## Your assignment
This exercise calls for every line of the data below with the string "tools" in it.

(Data records for software interfaces)
···

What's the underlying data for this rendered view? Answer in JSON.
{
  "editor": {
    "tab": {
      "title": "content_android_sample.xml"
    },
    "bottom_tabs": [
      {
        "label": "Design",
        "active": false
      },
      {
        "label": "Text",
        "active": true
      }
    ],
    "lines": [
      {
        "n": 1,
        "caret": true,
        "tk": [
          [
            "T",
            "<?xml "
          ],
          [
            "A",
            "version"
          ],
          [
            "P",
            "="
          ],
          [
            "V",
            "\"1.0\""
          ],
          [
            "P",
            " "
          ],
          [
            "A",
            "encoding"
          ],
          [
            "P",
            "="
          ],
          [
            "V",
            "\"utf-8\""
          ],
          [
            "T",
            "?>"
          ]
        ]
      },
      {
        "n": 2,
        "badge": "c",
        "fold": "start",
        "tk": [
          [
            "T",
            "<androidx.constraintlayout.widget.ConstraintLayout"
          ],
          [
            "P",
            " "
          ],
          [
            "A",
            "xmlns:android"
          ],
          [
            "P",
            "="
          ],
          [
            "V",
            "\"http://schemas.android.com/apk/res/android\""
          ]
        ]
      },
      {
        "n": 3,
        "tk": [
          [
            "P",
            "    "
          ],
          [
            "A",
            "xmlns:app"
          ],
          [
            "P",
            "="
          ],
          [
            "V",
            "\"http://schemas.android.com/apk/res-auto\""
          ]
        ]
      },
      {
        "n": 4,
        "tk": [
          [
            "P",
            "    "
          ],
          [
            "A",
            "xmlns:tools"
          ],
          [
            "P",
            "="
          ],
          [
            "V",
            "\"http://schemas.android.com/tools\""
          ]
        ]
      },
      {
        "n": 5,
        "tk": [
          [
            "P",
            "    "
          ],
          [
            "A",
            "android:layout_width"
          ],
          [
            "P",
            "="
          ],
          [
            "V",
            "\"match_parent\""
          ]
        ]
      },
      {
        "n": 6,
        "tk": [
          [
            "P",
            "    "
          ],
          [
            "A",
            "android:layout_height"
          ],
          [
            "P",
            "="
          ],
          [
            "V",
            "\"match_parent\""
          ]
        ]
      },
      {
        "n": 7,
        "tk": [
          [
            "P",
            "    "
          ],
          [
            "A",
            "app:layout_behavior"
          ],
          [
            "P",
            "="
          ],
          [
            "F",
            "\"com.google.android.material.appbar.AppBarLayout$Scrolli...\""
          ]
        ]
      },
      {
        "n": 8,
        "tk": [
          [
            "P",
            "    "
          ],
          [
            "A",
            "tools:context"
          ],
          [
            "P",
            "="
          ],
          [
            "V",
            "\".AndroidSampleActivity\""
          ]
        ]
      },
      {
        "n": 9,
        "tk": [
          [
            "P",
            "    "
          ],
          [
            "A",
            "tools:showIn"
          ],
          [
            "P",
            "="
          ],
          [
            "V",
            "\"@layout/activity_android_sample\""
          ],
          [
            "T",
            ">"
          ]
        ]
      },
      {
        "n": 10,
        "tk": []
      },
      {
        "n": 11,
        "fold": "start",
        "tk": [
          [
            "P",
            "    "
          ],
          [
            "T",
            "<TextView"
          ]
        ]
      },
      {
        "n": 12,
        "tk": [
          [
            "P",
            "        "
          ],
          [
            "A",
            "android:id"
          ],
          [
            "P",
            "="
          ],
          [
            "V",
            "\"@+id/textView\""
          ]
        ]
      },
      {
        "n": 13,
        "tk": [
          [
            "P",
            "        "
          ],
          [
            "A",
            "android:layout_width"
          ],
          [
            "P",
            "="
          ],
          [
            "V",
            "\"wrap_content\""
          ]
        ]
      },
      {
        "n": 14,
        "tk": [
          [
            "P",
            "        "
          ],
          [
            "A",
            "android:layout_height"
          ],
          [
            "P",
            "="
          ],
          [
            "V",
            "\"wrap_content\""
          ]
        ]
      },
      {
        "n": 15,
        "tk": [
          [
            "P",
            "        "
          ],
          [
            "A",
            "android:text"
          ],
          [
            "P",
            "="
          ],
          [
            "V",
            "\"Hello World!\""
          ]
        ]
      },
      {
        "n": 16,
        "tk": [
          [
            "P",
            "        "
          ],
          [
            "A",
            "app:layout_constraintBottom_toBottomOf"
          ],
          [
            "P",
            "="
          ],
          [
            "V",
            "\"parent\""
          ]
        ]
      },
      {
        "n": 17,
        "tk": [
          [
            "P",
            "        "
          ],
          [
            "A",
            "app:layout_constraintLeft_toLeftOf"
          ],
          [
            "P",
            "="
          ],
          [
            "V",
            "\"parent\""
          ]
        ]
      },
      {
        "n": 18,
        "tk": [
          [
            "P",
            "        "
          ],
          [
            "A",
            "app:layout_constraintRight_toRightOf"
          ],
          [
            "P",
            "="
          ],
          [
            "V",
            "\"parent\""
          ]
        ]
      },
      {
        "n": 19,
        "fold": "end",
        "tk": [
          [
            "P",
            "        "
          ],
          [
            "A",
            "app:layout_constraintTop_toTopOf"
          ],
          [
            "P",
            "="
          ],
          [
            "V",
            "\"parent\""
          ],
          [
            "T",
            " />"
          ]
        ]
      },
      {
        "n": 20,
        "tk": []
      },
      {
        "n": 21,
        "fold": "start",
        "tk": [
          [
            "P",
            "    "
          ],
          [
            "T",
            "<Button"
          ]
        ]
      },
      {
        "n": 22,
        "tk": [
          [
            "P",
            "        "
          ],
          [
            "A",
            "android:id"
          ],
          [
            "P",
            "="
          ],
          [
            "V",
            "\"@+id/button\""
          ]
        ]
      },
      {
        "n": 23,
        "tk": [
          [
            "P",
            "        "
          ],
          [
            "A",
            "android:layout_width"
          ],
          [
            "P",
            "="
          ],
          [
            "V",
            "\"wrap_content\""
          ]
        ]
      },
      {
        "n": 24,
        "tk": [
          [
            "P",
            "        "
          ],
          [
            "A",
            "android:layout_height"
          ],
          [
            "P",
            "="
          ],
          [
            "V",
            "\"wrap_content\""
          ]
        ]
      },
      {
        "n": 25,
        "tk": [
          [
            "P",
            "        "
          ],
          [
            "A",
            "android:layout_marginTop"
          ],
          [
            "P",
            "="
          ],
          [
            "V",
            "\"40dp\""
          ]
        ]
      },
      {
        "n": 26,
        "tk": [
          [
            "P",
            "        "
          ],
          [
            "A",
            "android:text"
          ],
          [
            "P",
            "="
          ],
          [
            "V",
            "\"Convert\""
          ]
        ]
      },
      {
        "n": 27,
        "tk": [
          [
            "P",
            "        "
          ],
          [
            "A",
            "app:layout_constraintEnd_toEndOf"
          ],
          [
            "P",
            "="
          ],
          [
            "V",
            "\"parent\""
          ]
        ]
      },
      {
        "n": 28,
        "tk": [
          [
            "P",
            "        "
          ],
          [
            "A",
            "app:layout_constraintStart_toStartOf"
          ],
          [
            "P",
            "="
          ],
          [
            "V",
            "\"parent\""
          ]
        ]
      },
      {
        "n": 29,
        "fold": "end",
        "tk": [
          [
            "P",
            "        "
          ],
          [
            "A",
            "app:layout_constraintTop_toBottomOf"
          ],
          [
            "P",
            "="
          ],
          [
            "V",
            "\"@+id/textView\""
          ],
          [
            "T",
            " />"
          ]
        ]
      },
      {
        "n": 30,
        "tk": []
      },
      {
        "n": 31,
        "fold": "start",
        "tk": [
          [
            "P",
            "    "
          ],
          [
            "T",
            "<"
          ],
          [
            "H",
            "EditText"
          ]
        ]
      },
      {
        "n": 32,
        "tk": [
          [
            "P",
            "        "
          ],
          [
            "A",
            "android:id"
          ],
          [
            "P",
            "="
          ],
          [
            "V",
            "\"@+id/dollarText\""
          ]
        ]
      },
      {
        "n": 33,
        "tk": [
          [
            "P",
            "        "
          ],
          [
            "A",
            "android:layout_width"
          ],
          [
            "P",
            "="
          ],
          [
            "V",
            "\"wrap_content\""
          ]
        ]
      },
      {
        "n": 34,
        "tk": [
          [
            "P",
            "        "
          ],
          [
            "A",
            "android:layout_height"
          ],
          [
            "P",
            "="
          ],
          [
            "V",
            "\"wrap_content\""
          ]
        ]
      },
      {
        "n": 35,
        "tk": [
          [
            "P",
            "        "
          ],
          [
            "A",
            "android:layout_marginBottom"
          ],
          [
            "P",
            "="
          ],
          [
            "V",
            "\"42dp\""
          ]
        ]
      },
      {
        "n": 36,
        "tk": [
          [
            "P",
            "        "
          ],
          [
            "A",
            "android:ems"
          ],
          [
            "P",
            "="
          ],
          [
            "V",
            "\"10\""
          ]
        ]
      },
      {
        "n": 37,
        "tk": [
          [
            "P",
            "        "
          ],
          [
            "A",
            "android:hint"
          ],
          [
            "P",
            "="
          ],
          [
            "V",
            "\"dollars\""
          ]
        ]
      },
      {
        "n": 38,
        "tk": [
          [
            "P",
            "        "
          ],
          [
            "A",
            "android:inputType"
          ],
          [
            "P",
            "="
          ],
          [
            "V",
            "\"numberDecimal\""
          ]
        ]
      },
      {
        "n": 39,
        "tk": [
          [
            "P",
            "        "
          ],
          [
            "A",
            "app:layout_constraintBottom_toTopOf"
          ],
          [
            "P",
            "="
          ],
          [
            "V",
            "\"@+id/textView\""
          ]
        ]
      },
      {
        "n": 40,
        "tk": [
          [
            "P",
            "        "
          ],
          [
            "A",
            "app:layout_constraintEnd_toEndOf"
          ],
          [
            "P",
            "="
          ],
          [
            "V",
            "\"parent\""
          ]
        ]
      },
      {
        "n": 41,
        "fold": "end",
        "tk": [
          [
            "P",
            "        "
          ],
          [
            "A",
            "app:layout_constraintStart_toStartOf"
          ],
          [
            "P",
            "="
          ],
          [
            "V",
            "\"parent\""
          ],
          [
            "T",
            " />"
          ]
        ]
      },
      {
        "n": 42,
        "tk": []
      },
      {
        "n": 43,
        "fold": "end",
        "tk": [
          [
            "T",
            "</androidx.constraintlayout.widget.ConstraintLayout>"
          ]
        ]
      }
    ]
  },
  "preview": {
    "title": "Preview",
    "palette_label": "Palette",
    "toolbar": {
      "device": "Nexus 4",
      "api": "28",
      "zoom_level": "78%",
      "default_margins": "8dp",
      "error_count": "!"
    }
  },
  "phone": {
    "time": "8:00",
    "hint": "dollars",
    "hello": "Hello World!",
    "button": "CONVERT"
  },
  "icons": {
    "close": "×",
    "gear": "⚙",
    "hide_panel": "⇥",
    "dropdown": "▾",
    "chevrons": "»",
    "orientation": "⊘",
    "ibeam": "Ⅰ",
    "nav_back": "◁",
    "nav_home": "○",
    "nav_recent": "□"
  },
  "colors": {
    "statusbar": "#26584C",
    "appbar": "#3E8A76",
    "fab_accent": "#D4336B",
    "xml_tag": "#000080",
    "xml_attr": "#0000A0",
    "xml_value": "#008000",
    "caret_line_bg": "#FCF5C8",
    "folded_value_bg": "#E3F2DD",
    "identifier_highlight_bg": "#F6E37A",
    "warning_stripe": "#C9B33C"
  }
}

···

## Result for this task
            "xmlns:tools"
            "\"http://schemas.android.com/tools\""
            "tools:context"
            "tools:showIn"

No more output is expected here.